--- Exercise requirements ---
From the entries below, copy every line that has the word "name".

** Opening Source data block **

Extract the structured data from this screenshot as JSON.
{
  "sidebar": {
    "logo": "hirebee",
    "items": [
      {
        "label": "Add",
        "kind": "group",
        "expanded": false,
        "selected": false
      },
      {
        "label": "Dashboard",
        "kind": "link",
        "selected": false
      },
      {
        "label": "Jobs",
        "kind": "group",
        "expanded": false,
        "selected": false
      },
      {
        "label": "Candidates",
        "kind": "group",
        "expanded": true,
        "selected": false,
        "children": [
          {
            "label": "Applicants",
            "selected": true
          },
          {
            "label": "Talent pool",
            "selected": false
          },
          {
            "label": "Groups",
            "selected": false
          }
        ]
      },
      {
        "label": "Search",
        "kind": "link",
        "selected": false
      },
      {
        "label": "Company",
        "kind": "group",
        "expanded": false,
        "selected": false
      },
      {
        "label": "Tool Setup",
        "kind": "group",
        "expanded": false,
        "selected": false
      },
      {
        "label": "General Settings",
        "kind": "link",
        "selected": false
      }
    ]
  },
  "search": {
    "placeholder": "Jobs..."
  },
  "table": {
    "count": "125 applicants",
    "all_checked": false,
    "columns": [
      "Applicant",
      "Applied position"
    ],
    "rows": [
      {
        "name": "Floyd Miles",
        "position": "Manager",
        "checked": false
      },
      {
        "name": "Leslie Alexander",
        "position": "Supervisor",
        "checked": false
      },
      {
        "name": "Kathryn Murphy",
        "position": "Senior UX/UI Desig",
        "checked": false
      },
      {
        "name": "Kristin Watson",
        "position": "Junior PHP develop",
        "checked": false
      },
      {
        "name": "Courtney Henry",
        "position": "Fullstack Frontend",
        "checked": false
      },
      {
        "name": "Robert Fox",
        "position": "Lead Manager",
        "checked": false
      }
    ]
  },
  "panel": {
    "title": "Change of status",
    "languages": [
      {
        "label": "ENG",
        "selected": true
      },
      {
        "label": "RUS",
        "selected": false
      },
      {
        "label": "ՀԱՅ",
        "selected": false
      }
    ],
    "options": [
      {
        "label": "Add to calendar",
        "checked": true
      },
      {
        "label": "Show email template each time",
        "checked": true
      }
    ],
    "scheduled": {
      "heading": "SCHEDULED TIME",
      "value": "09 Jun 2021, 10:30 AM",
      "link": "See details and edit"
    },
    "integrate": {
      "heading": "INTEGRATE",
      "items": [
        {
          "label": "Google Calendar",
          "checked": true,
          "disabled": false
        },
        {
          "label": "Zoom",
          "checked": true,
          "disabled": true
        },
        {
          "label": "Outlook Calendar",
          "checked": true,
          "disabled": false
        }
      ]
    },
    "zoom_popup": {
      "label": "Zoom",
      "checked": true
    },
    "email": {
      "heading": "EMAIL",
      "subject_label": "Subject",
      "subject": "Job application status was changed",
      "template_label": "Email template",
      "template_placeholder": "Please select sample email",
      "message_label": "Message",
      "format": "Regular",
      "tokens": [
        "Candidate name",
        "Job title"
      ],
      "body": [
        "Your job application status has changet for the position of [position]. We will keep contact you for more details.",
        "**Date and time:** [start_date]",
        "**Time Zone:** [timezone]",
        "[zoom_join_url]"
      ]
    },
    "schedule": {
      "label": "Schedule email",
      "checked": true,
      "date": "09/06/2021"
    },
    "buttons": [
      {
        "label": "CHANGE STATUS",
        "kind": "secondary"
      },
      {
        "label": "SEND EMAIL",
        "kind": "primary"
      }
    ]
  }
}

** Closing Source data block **

--- Answer space ---
        "name": "Floyd Miles",
        "name": "Leslie Alexander",
        "name": "Kathryn Murphy",
        "name": "Kristin Watson",
        "name": "Courtney Henry",
        "name": "Robert Fox",
        "Candidate name",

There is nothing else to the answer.